“It shares a lot of similarities with adult-onset forms of neurodegeneration like Alzheimer’s and Parkinson’s but is much rarer,” says Dr. Robert Huber, associate professor of Biology at Trent, whose recently published paper in a premier biomedical journal suggests a new way of looking at the disease.
Several different genes responsible
There are 13 different genes that cause Batten disease, so the form or subtype of the disease one gets depends on which specific gene is mutated.
“Since most of the proteins encoded by genes associated with the disease are not well characterized, it makes it difficult to determine how to treat patients who have it,” says Professor Huber. “The only treatment available is enzyme replacement therapy for one of the sub-types, so for the other 12, it’s basically mitigation strategies.”
Review of medical literature highlights new approach

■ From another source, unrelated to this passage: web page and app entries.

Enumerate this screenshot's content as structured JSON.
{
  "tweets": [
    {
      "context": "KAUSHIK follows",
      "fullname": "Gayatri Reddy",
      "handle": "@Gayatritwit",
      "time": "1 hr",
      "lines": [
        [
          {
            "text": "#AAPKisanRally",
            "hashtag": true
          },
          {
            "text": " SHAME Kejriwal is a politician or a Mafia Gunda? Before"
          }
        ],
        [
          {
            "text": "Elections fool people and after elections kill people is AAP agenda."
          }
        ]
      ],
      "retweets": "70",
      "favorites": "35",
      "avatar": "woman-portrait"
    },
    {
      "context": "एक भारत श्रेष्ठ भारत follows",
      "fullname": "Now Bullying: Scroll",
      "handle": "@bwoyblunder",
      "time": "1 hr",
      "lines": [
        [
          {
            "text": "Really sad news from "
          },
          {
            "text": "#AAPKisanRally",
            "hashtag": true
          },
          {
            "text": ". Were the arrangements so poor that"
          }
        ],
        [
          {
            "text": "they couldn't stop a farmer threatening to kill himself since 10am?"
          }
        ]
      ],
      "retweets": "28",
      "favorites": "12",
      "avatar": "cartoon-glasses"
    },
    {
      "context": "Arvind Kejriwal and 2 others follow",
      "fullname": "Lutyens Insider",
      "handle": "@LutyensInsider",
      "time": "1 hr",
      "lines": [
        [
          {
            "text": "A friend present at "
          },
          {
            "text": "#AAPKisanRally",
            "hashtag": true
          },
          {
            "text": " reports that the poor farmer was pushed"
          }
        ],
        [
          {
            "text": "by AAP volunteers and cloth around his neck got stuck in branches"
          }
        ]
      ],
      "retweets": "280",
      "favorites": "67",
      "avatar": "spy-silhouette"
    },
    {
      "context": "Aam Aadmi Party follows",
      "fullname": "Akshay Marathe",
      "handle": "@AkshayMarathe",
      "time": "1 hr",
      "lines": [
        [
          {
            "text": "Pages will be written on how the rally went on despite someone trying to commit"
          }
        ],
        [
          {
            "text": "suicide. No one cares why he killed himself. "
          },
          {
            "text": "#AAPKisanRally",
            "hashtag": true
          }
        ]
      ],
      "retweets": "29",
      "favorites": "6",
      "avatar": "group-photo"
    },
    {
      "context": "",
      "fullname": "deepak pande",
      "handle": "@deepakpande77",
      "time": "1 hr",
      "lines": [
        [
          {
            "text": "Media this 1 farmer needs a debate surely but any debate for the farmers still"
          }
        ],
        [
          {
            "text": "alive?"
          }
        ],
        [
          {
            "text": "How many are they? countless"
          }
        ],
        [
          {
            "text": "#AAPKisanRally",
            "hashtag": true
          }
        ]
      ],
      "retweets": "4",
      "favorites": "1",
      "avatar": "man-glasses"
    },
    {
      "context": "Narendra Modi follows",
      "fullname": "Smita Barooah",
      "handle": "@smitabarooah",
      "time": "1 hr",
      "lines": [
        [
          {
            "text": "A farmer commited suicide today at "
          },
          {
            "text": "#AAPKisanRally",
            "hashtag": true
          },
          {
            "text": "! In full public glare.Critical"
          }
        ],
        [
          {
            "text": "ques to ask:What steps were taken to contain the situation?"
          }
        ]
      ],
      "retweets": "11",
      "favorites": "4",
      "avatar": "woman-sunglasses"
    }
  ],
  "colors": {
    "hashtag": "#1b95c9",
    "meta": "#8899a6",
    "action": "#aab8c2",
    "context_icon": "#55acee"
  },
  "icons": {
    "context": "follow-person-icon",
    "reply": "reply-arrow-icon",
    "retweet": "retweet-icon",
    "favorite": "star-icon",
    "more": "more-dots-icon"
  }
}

To date, the scientific literature has described Batten disease as a series of defects in lysosomes—the cell organelle that contains digestive enzymes—leading to the buildup of indigestible material. But work in Dr. Huber’s lab at Trent, coupled with an analysis of over 20 years’ worth of literature, suggests that altered protein secretion due to the mutation of genes associated with Batten Disease might also play an important role.
“This is quite significant because if altered protein secretion is a key contributor to the disease, then we can use that information to identify biomarkers, for example in urine, that could be used for diagnosis, prognosis, and monitoring responses to therapies. In addition, further study of altered protein secretion in Batten disease will help us better understand what’s going on at the cellular level that’s causing this disease to manifest in people,” says Prof. Huber.
Trent lab one of a few studying Batten disease
Dr. Huber’s lab at Trent is one of only a few in Canada that studies Batten disease. “It’s a very niche research area, not only in Canada but internationally,” says Prof. Huber.
He currently has six graduate students and one undergraduate working with him on various projects related to Batten disease.
“In my lab, we study several genes associated with the disease to gain a wholistic perspective of what’s happening at the cellular level,” says Prof. Huber. “This approach allows us to identify common cellular defects, such as altered protein secretion, that ultimately allows us to better understand the pathology underlying the disease, as well as potentially other forms of neurodegeneration.”
An interesting area of study for Biology students
Prof. Huber’s biomedical research is a great way for graduate students and undergraduates to relate what they study in class to real life.
“I think what attracts students to my research program is the opportunity to carry out experiments that are contributing to the advancement of knowledge for a devastating neurodegenerative disease that affects people worldwide and knowing that their research might someday contribute to the development of a cure or treatment,” says Prof. Huber.